[The following post first appeared on this site on January 1, 2012. What it said then still applies today, mutatis mutandis. Thanks for reading the blog and have a prosperous 2020!] Behold, the curse of a long memory. Last January [2011], Google Alerts sent me an e-mail informing me that the National Inflation Association (“Preparing Americans for Hyperinflation”) issued a press release predicting that the higher ed bubble was “set to burst beginning in mid-2011.…
Full-time tuition at private ABA-accredited law schools rose 1.5 percent before adjusting for inflation, according to my analysis of (mainly) data released by the ABA in December. I focus on private law school tuition because public law schools receive varying degrees of state subsidies, so they do not reflect the already distorted legal-education market’s prices. This year’s data release features a revision to the ABA’s collection methodology: providing fees that law schools frequently added…
By October 2019, there were 36,983 enrollees from the applicant pool at 197 ABA-accredited law schools not in Puerto Rico. This is down 67 (-0.2 percent) from 37,050 in October 2018. Three law schools, Valparaiso, Whittier, and Arizona Summit, appear on the ABA’s required disclosures Web site and spreadsheets, but they are just placeholders. Arizona Summit had 17 enrollees last year. La Verne and Thomas Jefferson do have 509 reports, even though they announced their…
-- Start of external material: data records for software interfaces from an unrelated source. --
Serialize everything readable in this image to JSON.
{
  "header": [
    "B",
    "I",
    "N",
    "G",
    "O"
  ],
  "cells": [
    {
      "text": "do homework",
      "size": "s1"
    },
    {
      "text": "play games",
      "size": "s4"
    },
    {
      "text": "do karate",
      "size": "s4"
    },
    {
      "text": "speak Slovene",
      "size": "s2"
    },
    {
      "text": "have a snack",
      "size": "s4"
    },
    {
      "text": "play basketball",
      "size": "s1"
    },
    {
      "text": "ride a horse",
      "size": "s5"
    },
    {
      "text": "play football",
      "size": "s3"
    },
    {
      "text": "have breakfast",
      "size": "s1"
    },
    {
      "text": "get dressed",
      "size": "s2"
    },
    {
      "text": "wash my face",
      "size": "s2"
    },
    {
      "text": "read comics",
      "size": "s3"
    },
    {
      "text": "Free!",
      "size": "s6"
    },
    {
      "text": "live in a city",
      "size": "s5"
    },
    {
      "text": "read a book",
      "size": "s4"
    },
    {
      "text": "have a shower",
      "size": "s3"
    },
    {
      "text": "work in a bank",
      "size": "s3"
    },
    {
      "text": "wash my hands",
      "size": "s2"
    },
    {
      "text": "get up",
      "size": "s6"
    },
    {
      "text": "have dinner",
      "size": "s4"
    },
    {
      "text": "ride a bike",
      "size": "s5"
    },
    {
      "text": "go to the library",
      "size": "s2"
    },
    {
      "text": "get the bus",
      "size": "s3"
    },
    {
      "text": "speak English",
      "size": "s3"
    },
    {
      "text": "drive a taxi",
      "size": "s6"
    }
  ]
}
…Appears on the Robert Schalkenbach Foundation’s Web blog. I argue that the residential upzoning policies in the Minneapolis 2040 comprehensive plan won’t really lead to more affordable housing. Here’s a quote: [The] Minneapolis 2040 plan does something that no other major American city has ever attempted: it shifts zoning practice away from real-estate parcels for single-family use. No, it doesn’t abolish them altogether, thus forcing homeowners to build condos or apartment buildings. Rather, the plan…
On September 4, 2019, the Bureau of Labor Statistics (BLS) released its employment projections for the next cycle, 2018-2028. For 2018, the BLS’s Employment Projections program (EP program) estimates that there were 823,900 lawyer positions (as opposed to discrete lawyers) in the United States. This figure includes self-employed attorneys. In 2016, the EP program found 792,500 lawyer positions, so there has been some growth between the two years. According to the BLS’s Current Population
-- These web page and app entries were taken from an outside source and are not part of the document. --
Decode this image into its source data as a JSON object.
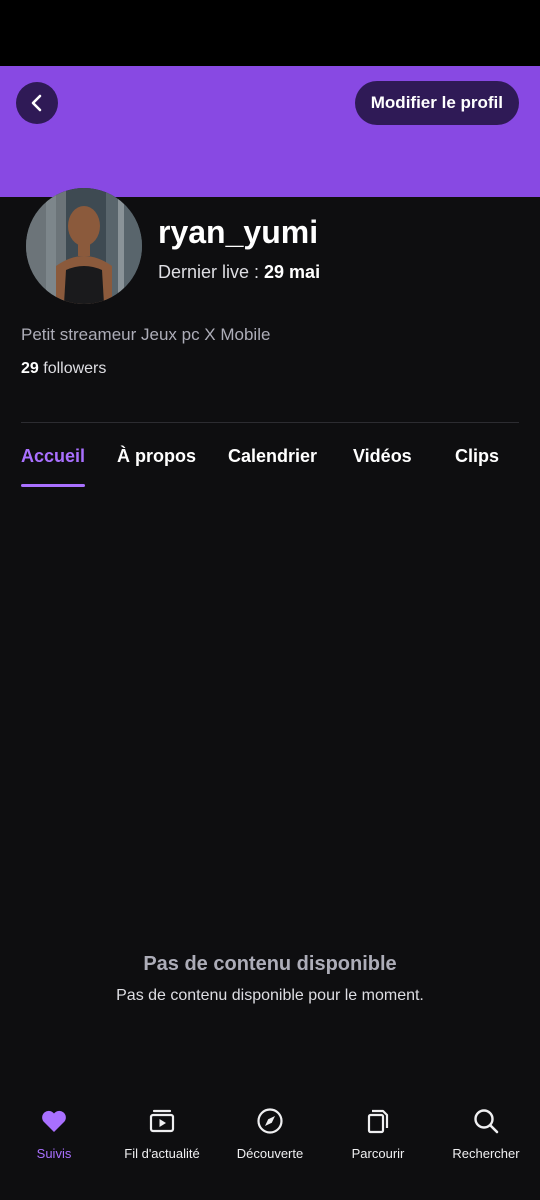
{
  "header": {
    "edit_profile_label": "Modifier le profil"
  },
  "profile": {
    "username": "ryan_yumi",
    "last_live_label": "Dernier live : ",
    "last_live_date": "29 mai",
    "bio": "Petit streameur Jeux pc X Mobile",
    "followers_count": "29",
    "followers_label": " followers"
  },
  "tabs": [
    {
      "label": "Accueil",
      "active": true
    },
    {
      "label": "À propos",
      "active": false
    },
    {
      "label": "Calendrier",
      "active": false
    },
    {
      "label": "Vidéos",
      "active": false
    },
    {
      "label": "Clips",
      "active": false
    }
  ],
  "empty_state": {
    "title": "Pas de contenu disponible",
    "subtitle": "Pas de contenu disponible pour le moment."
  },
  "bottom_nav": [
    {
      "label": "Suivis",
      "icon": "heart-icon",
      "active": true
    },
    {
      "label": "Fil d'actualité",
      "icon": "feed-play-icon",
      "active": false
    },
    {
      "label": "Découverte",
      "icon": "compass-icon",
      "active": false
    },
    {
      "label": "Parcourir",
      "icon": "copy-stack-icon",
      "active": false
    },
    {
      "label": "Rechercher",
      "icon": "search-icon",
      "active": false
    }
  ],
  "colors": {
    "accent": "#a970ff",
    "banner": "#8849e3",
    "button_dark": "#2f1a56",
    "background": "#0e0e10"
  }
}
Ahoy, readers! I bring good news: Now that we’ve endured a full year under the LSAC’s new regime of six LSAT administrations per year, I can now return to regular LSAT-tea-leaf-reading reporting! Woohoo! But wait, there’s more! Because the LSAC now regularly reports first-time test takers (and it graciously furnished me with data from previous years) I can now provide even more detailed tea-leaf reading! I’m especially pleased because for the first time in a…
As an appendix to my employment report, here is a ranking of all the law schools that reported employment data by their percentages of graduates finding full-time, long-term, bar-passage-required jobs. (Taste all the those hyphens.) PERCENT GRADUATES EMPLOYED FULL-TIME/LONG-TERM IN BAR-PASSAGE-REQUIRED JOBS (EXCL. LAW-SCHOOL-FUNDED JOBS) RANK LAW SCHOOL ’17 ’18 CHANGE 1. Columbia 92.6% 93.5% 0.9% 2. Virginia 91.6% 92.6% 1.1% 3. Duke 93.8% 91.4% -2.4% 4. Chicago 92.1% 91.3% -0.8% 5. Cornell 92.1% 90.8%…